Rockefeller Hall, 190
For decades, feminist scholars have been making important assertions in the field of international relations in particular, that gender matters when it comes to domestic and international politics and that gender equality means more than the rights and inclusion of women into the political sphere. As positivist scholars have entered the foray in support of the first claim, they have often made mistakes related to the second claim; they have tended to equate and conflate gender equality with observable indicators related to women such as the number of women in parliament. This oversight has largely been out of expedience. Due to the nature of positivist research, studies on “gender equality” require measurement and scholars have used whatever indicators are available, such as the proportion of women in parliament, in order to demonstrate the importance of “gender equality” in explaining international conflict, civil war, repression, and other phenomena that are deemed important by “mainstream” political scientists. On one hand, using positivist methods to “mainstream gender” has been enormously beneficial in demonstrating that gender matters in political science. On the other hand, it has risked undermining some core tenants of feminist theory. This latter issue has perhaps contributed to a rift between positivists who believe that gender equality is measurable and feminist scholars who do not always believe that it is. In this paper, we aim to bridge this gap. We make the provocative claim that gender equality is not measurable, but that other important, related concepts are. We offer an alternative; positivist scholars should use four distinct concepts instead of gender equality when studying phenomena of interest: women’s inclusion, women’s institutional rights, women’s vulnerabilities, and societal beliefs about women. These concepts focus on women’s role in society and are related to—not equivalent to—gender equality. In addition to providing a new conceptual framework, we also provide scales of these four concepts using latent variable modeling. This technique avoids many of the problems associated with current measurement schemes.
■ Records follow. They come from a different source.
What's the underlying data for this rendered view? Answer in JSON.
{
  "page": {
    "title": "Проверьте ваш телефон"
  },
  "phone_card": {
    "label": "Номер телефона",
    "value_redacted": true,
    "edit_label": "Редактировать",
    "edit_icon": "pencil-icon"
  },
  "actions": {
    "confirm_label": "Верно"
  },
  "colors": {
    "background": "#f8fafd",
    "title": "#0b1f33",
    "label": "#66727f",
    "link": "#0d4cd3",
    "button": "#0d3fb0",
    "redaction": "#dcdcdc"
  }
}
We then use our scales to demonstrate how better conceptualization and measurement can alter existing theories such as the feminist peace theory.